%%

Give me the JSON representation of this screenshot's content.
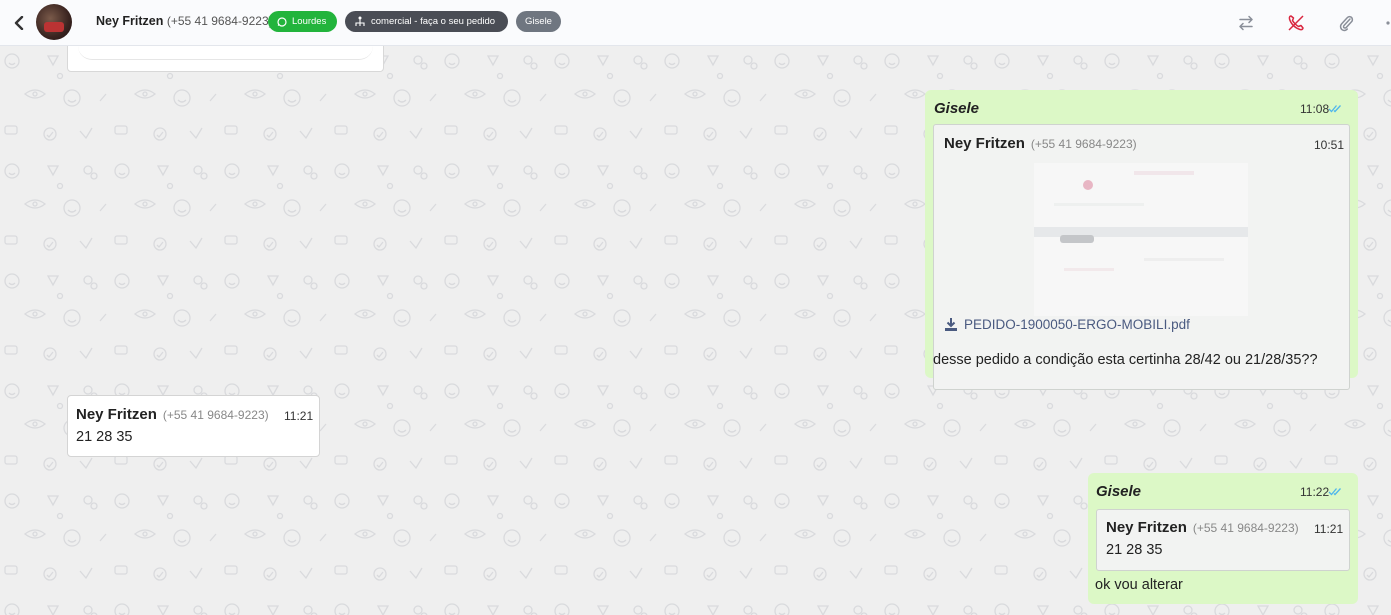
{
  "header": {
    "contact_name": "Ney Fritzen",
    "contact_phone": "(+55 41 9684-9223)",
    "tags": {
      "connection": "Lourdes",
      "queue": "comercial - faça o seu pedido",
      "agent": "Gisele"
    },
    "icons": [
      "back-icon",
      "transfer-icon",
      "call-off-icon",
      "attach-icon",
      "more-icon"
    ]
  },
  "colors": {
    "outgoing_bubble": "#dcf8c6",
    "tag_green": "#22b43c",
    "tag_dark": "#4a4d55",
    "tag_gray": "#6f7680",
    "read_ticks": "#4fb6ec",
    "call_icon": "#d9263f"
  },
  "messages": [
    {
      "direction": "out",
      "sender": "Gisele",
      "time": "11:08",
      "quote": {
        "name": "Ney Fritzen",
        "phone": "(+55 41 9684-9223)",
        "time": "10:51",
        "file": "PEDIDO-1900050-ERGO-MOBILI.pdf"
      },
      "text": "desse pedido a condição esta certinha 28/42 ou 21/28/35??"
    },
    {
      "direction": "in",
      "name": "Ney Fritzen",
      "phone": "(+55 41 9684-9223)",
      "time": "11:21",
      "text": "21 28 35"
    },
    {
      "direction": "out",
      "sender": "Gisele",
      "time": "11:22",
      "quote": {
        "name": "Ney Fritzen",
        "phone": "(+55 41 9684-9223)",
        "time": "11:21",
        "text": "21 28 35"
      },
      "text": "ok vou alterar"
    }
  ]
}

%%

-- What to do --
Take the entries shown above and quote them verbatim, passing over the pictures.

-- Solved exercise --
Give me the JSON representation of this screenshot's content.
{
  "header": {
    "contact_name": "Ney Fritzen",
    "contact_phone": "(+55 41 9684-9223)",
    "tags": {
      "connection": "Lourdes",
      "queue": "comercial - faça o seu pedido",
      "agent": "Gisele"
    },
    "icons": [
      "back-icon",
      "transfer-icon",
      "call-off-icon",
      "attach-icon",
      "more-icon"
    ]
  },
  "colors": {
    "outgoing_bubble": "#dcf8c6",
    "tag_green": "#22b43c",
    "tag_dark": "#4a4d55",
    "tag_gray": "#6f7680",
    "read_ticks": "#4fb6ec",
    "call_icon": "#d9263f"
  },
  "messages": [
    {
      "direction": "out",
      "sender": "Gisele",
      "time": "11:08",
      "quote": {
        "name": "Ney Fritzen",
        "phone": "(+55 41 9684-9223)",
        "time": "10:51",
        "file": "PEDIDO-1900050-ERGO-MOBILI.pdf"
      },
      "text": "desse pedido a condição esta certinha 28/42 ou 21/28/35??"
    },
    {
      "direction": "in",
      "name": "Ney Fritzen",
      "phone": "(+55 41 9684-9223)",
      "time": "11:21",
      "text": "21 28 35"
    },
    {
      "direction": "out",
      "sender": "Gisele",
      "time": "11:22",
      "quote": {
        "name": "Ney Fritzen",
        "phone": "(+55 41 9684-9223)",
        "time": "11:21",
        "text": "21 28 35"
      },
      "text": "ok vou alterar"
    }
  ]
}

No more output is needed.